Which of the lines below holds the string "icon"? Copy every line that does.

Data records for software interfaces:

=== Section Start ===

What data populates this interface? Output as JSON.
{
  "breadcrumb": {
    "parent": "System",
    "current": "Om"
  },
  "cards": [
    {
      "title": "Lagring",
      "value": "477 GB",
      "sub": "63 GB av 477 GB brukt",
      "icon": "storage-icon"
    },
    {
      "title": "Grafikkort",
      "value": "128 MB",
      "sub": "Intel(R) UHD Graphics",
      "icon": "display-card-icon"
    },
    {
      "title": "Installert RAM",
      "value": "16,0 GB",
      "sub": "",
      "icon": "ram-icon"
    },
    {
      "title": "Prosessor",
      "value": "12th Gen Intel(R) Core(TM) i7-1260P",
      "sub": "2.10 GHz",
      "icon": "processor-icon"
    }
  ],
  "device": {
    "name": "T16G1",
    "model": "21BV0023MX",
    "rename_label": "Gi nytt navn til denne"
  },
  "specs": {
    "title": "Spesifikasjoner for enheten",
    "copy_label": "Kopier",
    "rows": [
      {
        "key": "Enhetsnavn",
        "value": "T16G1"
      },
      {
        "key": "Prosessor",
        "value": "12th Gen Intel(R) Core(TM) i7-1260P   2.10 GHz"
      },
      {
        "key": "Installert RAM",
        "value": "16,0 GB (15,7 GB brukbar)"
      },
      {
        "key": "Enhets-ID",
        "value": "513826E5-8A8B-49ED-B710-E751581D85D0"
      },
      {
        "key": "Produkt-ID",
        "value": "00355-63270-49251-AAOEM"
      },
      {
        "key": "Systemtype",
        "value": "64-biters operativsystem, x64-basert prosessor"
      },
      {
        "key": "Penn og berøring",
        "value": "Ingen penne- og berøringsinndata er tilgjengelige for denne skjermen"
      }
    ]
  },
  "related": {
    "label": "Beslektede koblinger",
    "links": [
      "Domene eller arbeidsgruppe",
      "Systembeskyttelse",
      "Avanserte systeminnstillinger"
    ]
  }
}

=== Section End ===

ANSWER:
      "icon": "storage-icon"
      "icon": "display-card-icon"
      "icon": "ram-icon"
      "icon": "processor-icon"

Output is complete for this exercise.